A video clip showing Chinese Indonesians conducting a flag ceremony to mark the 72th anniversary of the country's independence declaration in front of a Chinese temple in Palembang, South Sumatra, was widely shared on social media.
The post was no doubt meant to convey the message that ethnic Chinese are also patriots. While it is perfectly legitimate for jubilant Indonesians of diverse backgrounds to commemorate Independence Day with a flag-raising ceremony, it is increasingly evident that form has become more important than substance.
Almost as a counterpoint to the Palembang flag ceremony, an allegation was also made in Surabaya, East Java, that residents of a high-end residential estate in the west of the city had neglected to hoist the national flag outside their homes in the week before Independence Day. It was also a thinly veiled jibe at Chinese Indonesians because it is common knowledge that the elite estate is popular with upper-middle-class Chinese Indonesians.

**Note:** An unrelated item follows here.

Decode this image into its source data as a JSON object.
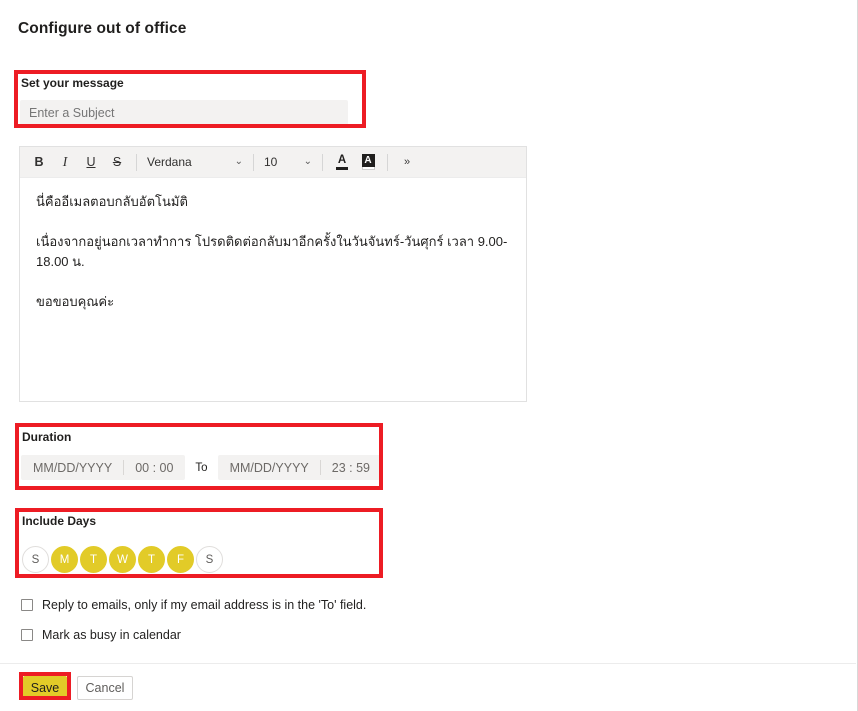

Immediately after the Aug. 17 fanfare was over, reports emerged that residents of Ngawi, East Java, forcibly invaded and temporarily closed an Indomaret convenience store because it had allegedly failed to comply with the instruction to put up a flag.
There were signs that the government was determined to make the most out of this year's independence celebration. The Ministry of the State Secretariat issued a directive that the national flag was to be flown throughout the month, although compliance with the directive proved to be partial as by law it is only compulsory to fly the flag on Aug. 17. In the past, there was also a custom to do so three days before Independence Day and a few days, or a week, afterwards.
For the first time in living memory, attendees and invited guests at the formal Independence Day celebration at the Presidential Palace in Jakarta this year turned up in different ethnic costumes to reflect the diversity of Indonesia. In light of recent events and controversies injurious to pluralism, the wish to convey a symbolic reminder of the many parts that make the country is laudably apposite.
The new tradition at the palace demonstrates that the national ritual of celebrating Independence Day is far from being unchangeably sacred. The flag ceremony, for instance, did not become a yardstick for the display of nationalism until the days of President Suharto's rule (1967-1998) when the regime was prone towards militarism. Before that, celebrants, especially in the capital, would flock to the national stadium when President Sukarno delivered his fiery and often hypnotizing speeches. Those outside the capital would crowd around the radio to listen to his speech.
This year's celebratory mood was, however, marred by an incident in Bogor, West Java, where a teacher at the Ibnu Mas'ud Islamic School set fire to a flag banner in front of a neighboring house. Following his pyrotechnic act, he soon found his school picketed by an angry mob. The perpetrator was subsequently arrested by the police.
Most Indonesians would rightly condemn acts of sacrilege to the national flag, such as the Bogor incident. It is also safe to say that most would not sympathize with their compatriots who fail to fly the flag in front of their homes in a display of patriotism.
In many ways, the sentiment is understandable. Almost all Indonesians grew up with the tradition of attending flag ceremonies in their respective schools on a regular basis. The Suharto-era generations even took part in a compulsory weekly regimen of flag ceremonies. Stories of heroism involving the national flag during the independence struggle are aplenty – the most famous being the flag-tearing incident at Surabaya's Yamato Hotel, where freedom fighters lowered the Dutch tri-color and tore off the blue band, only leaving the red and white bands.
It is also not an exaggeration to say that Indonesia is one of the few nations on earth ─ the United States being another ─ intimately and frequently engaged in flag flying to mark events of national importance. Private residents flying flags on their properties are a common sight in the United States and the practice is, as the stories above illustrate, compulsory in Indonesia.
The multitude of flags, streamers and banners put out for Independence Day indeed creates a sense of festivity and adds color to the celebration, but it seems to have evolved into an imposition rather than a voluntary display of joyful remembrance. It has become a visible badge of patriotic respectability that many have sworn by.
Failure to fly the flag at your home is immediately interpreted as a traitorous act. Yet we must ask ourselves what such failure is traitorous to: Indonesia as a nation-state or the expectations of appearing loyal to it? The fact that there is considerable communal pressure to toe the line by flying the flag in itself suggests compliance rather than volition.
While symbolism is still very important in the country, we are also in danger of losing the substance of true patriotism by replacing it with ritual substitutes. Exuberant flag flying, flag ceremony attendance and singing the national anthem are poor substitutes for real acts of patriotism and civic duty in our everyday lives: following traffic rules when driving, not littering in public spaces, wise usage of fuel and electricity, not polluting waterways, paying taxes truthfully, avoiding corruption, collusion and nepotism especially for civil servants, and doing our best within our own respective work fields and endeavors.
Johannes Nugroho is a writer from Surabaya. He can be contacted at firstname.lastname@example.org and on Twitter: @Johannes_nos